Developed by Dr. Gary Chapman

Dr Gary Chapman writes about the importance of being able to express love to your significant other in a way that they can understand and value. He calls this type of communicating using the five love languages.

Chapman’s Five Emotional Love Languages are:

  • Words of Affirmation

This is when you say how nice your significant other looks or how great the dinner tasted. These words will also build your mate’s self-image and confidence.

  • Quality Time

Some people believe that being together, doing things together, and focusing on one another is the best way to show love. If this is your partner’s love language, turn off the TV now and then and give one another some undivided attention.

  • Gifts

It is universal in human cultures to give gifts. They don’t have to be expensive to send a powerful message of love. People who forget a birthday or anniversary or who never give gifts to someone who truly enjoys gift giving will find themselves with a person who feels neglected and unloved.

  • Acts of Service

Discovering how you can best do something for your significant other will require time and creativity. These acts of service like vacuuming, hanging a bird feeder, planting a garden, etc., need to be done with joy in order to be perceived as a gift of love.

  • Physical Touch

Sometimes just stroking their significant other’s back, holding hands, or a peck on the cheek will fulfill this need.

How do I determine my own love language?

You can discover your own love language by asking yourself these questions:

  • How do I express love to others?
  • What do I complain about the most?
  • What do I request most often?

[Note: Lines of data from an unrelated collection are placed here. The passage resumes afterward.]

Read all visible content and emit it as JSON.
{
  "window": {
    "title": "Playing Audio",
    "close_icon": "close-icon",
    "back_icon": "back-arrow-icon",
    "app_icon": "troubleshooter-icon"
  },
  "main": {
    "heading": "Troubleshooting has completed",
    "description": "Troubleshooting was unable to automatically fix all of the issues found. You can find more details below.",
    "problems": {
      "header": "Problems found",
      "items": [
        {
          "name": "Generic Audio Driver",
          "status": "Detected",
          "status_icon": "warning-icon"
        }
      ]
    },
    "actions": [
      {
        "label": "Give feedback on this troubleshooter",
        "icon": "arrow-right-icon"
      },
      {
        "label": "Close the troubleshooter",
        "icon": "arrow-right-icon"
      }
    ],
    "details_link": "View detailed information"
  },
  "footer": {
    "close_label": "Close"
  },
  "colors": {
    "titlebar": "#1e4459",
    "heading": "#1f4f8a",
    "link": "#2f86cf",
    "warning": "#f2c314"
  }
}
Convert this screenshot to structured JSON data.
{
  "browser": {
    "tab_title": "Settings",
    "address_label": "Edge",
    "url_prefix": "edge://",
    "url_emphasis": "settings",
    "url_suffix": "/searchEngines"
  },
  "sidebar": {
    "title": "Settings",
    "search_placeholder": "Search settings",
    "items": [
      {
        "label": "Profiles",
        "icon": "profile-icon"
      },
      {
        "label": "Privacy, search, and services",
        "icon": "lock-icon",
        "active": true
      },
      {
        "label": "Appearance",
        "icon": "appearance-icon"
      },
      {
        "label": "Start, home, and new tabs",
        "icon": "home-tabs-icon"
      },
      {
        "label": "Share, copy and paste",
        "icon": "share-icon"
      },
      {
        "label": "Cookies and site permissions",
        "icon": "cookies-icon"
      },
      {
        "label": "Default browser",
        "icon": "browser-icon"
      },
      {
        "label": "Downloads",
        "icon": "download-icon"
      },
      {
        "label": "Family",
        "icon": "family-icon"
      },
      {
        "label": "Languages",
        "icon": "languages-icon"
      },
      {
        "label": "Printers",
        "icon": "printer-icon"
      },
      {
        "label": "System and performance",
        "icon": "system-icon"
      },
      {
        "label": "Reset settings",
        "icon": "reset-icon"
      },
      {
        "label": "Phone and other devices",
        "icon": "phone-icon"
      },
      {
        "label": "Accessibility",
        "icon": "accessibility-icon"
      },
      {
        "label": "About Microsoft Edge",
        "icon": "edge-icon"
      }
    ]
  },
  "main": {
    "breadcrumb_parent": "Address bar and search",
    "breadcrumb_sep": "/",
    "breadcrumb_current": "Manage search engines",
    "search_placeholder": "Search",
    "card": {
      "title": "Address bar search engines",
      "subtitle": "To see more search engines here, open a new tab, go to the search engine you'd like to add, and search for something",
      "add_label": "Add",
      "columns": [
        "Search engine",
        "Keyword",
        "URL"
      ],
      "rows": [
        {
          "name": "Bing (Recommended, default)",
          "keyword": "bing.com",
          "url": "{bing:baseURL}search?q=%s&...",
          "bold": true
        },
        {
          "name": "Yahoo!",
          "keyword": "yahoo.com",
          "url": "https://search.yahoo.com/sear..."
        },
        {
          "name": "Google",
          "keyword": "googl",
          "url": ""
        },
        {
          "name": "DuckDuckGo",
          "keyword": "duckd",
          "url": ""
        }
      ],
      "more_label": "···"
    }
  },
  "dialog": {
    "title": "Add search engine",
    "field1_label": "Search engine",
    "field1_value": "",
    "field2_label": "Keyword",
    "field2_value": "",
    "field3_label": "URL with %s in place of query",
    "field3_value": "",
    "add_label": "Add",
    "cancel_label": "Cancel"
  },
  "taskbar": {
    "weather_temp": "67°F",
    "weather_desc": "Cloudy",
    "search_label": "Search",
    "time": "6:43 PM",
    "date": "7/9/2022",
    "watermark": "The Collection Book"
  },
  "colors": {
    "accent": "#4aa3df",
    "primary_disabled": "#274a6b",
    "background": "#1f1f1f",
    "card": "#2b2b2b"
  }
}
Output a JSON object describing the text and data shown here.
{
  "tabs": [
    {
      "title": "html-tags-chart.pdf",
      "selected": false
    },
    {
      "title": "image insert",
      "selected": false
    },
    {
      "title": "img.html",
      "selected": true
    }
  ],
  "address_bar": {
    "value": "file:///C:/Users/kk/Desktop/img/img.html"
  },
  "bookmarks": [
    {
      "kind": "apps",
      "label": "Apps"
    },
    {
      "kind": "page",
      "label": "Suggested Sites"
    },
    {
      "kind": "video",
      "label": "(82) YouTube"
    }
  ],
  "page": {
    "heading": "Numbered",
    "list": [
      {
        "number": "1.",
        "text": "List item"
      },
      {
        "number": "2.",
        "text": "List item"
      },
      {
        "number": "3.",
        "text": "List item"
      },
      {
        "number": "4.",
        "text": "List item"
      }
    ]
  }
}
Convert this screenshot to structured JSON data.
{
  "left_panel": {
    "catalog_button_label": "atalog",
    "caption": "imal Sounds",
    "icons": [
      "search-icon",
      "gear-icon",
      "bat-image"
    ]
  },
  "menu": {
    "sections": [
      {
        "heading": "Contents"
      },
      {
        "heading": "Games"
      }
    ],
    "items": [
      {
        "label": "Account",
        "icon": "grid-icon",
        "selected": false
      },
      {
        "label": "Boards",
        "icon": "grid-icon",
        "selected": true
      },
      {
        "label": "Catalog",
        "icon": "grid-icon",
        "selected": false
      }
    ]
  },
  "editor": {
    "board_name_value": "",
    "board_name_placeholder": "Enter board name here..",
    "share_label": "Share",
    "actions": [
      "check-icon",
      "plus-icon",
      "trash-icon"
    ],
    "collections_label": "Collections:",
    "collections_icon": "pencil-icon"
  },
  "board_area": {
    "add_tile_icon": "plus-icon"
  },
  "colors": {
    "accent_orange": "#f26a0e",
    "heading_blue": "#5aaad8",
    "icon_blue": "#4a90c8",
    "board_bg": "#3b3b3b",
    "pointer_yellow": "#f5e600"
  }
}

To help determine someone’s Language of Love use the following questions as a way of quickly zoning in on their primary language.

  • I feel especially loved when people express how grateful they are for me and for the simple, everyday things I do.

 

  • I feel especially loved when a person gives me undivided attention and spends time alone with me.

 

  • I feel especially loved by someone who brings me gifts and other tangible expressions of love.

 

  • I feel especially loved when someone pitches in to help me—perhaps, by running errands or taking on my household chores.

 

  • I feel especially loved when a person expresses feelings for me through physical contact.

 

What are Words of Affirmation?

  • Actions don’t always speak louder than words. If this is your love language, unsolicited compliments mean the world to you. Hearing the words I love you are important, hearing the reasons behind that love sends your spirits skyward. Insults can leave you shattered and are not easily forgotten.

 

What does Quality Time mean?

  • In the vernacular of quality time, nothing says I love you like full, undivided attention. Being there for this type of person is critical, but really being there—with the TV off, fork and knife down, and all chores and tasks on standby—makes your significant other feel truly special and loved. Distractions, postponed dates, or the failure to listen can be especially hurtful.

 

What does the Language of Gifts mean?

  • Don’t mistake this love language for materialism. The receiver of gifts thrives on the love, thoughtfulness, and effort behind the gift. If you speak this language, the perfect gift or gesture shows that you are known, you are cared for, and you are prized above whatever was sacrificed to bring the gift to you. A missed birthday, anniversary, or a hasty, thoughtless gift would be disastrous—so would the absence of everyday gestures.

 

What are Acts of Service?

  • Can vacuuming the floors really be an expression of love? Absolutely! Anything you do to ease the burden of responsibilities weighing on an Acts of Service person will speak volumes. The words he or she most wants to hear: “Let me do that for you.” Laziness, broken commitments, and making more work for them tell speakers of this language their feelings don’t matter.

 

What does the Language of Touch mean?

  • This language isn’t all about the bedroom. A person whose primary language is physical touch is, not surprisingly, very touchy. Hugs, pats on the back, holding hands, and thoughtful touches on the arm, shoulder, or face—they can all be ways to show excitement, concern, care, and love. Physical presence and accessibility are crucial, while neglect or abuse can be unforgivable and destructive.